Excerpts from statement by Sabine Lautenschläger, member of the Executive Board of the European Central Bank, at the G7 2019 conference on “Cybersecurity: Coordinating efforts to protect the financial sector in the global economy”, Paris, 10 May 2019.
We see a number of trends in the financial sector related to cyber risk:
- First, the close interconnection and complexity of the financial system creates vulnerabilities which can be exploited by cyber attackers.
- Second, attackers seem to be gaining an ever deeper understanding of how the financial system operates. This enables them to swiftly detect and exploit weaknesses more efficiently and should be a concern for us all.
- Third, both banks and financial market infrastructures are struggling to find staff with the skills and experience needed to fend off cyber-attacks. Indeed, the skills gap extends well beyond the financial sector. All relevant stakeholders need to urgently work on strategies to make sure that our workforce has the right skills for our future economies, and that our society is able to reap the benefits of innovation.
- Finally, true innovation is always disruptive. Fintech might disrupt financial markets in positive ways. But it also comes with risks: fiercer competition could lead some market players to embrace and adopt new technologies, services or methods before fully grasping the related risks – cyber-risks in this case.
Banks, in particular, should aim to simplify their IT landscape.

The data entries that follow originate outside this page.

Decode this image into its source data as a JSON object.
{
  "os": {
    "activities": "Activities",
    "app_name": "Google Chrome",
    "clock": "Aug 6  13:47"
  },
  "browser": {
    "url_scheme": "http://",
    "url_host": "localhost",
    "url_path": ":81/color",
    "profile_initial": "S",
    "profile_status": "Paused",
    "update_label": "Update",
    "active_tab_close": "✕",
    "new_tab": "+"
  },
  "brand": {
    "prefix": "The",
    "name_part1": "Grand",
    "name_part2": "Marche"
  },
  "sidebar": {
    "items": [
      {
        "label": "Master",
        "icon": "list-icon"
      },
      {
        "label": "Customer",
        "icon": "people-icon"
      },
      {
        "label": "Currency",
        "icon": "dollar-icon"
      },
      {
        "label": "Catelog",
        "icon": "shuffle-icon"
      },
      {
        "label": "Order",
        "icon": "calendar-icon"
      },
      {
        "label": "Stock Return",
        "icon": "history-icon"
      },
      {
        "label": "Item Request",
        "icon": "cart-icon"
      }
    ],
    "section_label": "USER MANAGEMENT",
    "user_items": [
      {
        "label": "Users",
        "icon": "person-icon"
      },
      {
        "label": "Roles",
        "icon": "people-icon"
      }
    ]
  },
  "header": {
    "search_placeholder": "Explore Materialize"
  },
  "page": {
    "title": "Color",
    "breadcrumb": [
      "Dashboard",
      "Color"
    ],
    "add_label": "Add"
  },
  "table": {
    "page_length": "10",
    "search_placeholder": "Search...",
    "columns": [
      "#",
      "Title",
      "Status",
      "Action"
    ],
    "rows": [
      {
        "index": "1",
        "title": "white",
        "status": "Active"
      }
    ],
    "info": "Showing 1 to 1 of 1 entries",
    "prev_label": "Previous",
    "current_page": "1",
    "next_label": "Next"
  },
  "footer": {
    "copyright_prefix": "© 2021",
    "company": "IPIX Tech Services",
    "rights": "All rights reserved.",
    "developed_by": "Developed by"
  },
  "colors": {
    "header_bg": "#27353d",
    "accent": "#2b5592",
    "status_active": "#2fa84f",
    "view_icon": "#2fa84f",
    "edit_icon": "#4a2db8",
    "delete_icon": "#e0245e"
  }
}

Simpler IT landscapes have a smaller attack surface. And the easier these systems are to understand and maintain, the better they can be protected. And, last but not least, we see that a significant number of FMIs still lack dedicated cyber incident response plans.
To facilitate the proportionate implementation of the guidance, the ECB published the Cyber Resilience Oversight Expectations, or CROE for short, in December 2018. A tool for FMIs and overseers alike, the CROE sets out three levels of increasingly demanding expectations, tailored to the size of the FMI.
To complement the CROE, the ECB has also developed another tool: the European threat intelligence based ethical red team testing framework (TIBER-EU). By means of “ethical hacking”, red teaming helps to assess a financial institution’s ability to withstand a cyber-attack. TIBER-EU serves to guide authorities and financial institutions in conducting threat-intelligence based red teaming, and to avoid duplication through the emergence of similar pan-European tests.
But testing the resilience of individual FMIs or banks may not be sufficient. The financial system is highly interconnected and any cyber-attack could thus trigger contagion. This is why the ECB hosted a market-wide crisis communication exercise, UNITAS, in June 2018. UNITAS facilitated a discussion among pan-European financial infrastructures on a scenario in which a cyber-attack resulted in a loss of data integrity and a knock-on effect on other financial infrastructures.
The exercise revealed that there were weaknesses at the European level, which are now being followed up on by the Euro Cyber Resilience Board for pan-European Financial Infrastructures, or ECRB for short.
The number of reported cyber incidents has been rather low, the most frequent type being Distributed Denial of Service attacks (DDoS). Other reported incidents were related to unauthorized access, accidental data leakage and phishing attacks. In many cases, there was a delay between the onset of the attack and its detection. Finally, we see that attackers gained access to banks’ systems by exploiting both technological vulnerabilities, such as missing IT security measures, and human ones, such as insufficient staff awareness.
Although the number of reported cyber incidents has been rather low, I would not dare to conclude cyber threat levels are low, or even decreasing. I rather think that it is a matter of time until we experience a major attack.